There are worse roads, but the one that makes me the most furious is I-376/US30/22, aka Fort Pitt tunnel and bridge.
So you’ve never been to Pittsburgh, because it’s Pittsburgh, but you’re heading there because a sportsball team is playing someone black-and-yellow and you’re trying to impress your bang-buddy. You even offered to drive. You’re approaching the city, passing through rolling wooded hills dotted with houses and random businesses. GPS says you’re getting close. You start on a long downhill grade into the tunnel. You’re driving, driving, and then...BOOM. You’re almost immediately onto one of the 28 yellow bridges leading into Pittsburgh. The skyscrapers of downtown loom before you, the triangle where the Monongahela and Allegheny rivers meet to form the mighty Ohio. It’s a spectacular view, and you want to take it in, maybe even grab your phone and snap a quick pic.
Except you can’t. You have three seconds to know exactly which of the four northbound lanes you need to be in, or else you will end up on completely different sides of the city. Far left takes you to the North Shore (this is where you want to be for sportball), middle takes you downtown, and the right two take you through “The Bathtub” and towards the middle and western parts of the city. Doing this in heavy traffic (and it’s almost always heavy; this is the main funnel from the south) is not easy. Doing this in inclement weather is dangerous.
So most folk’s introduction to visiting Pittsburgh is “oh wow look at that—shit, I just missed the exit.”
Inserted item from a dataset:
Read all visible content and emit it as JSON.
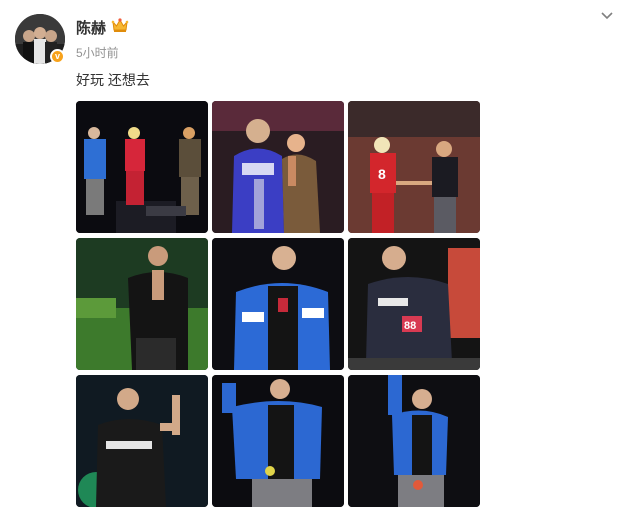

I actually rather love Pittsburgh. But due to its location, it has the crumbling infrastructure of a Midwestern large city combined with the “lets build four roads over top of each other because water/something historic is in the way” aesthetic of a Northeastern one.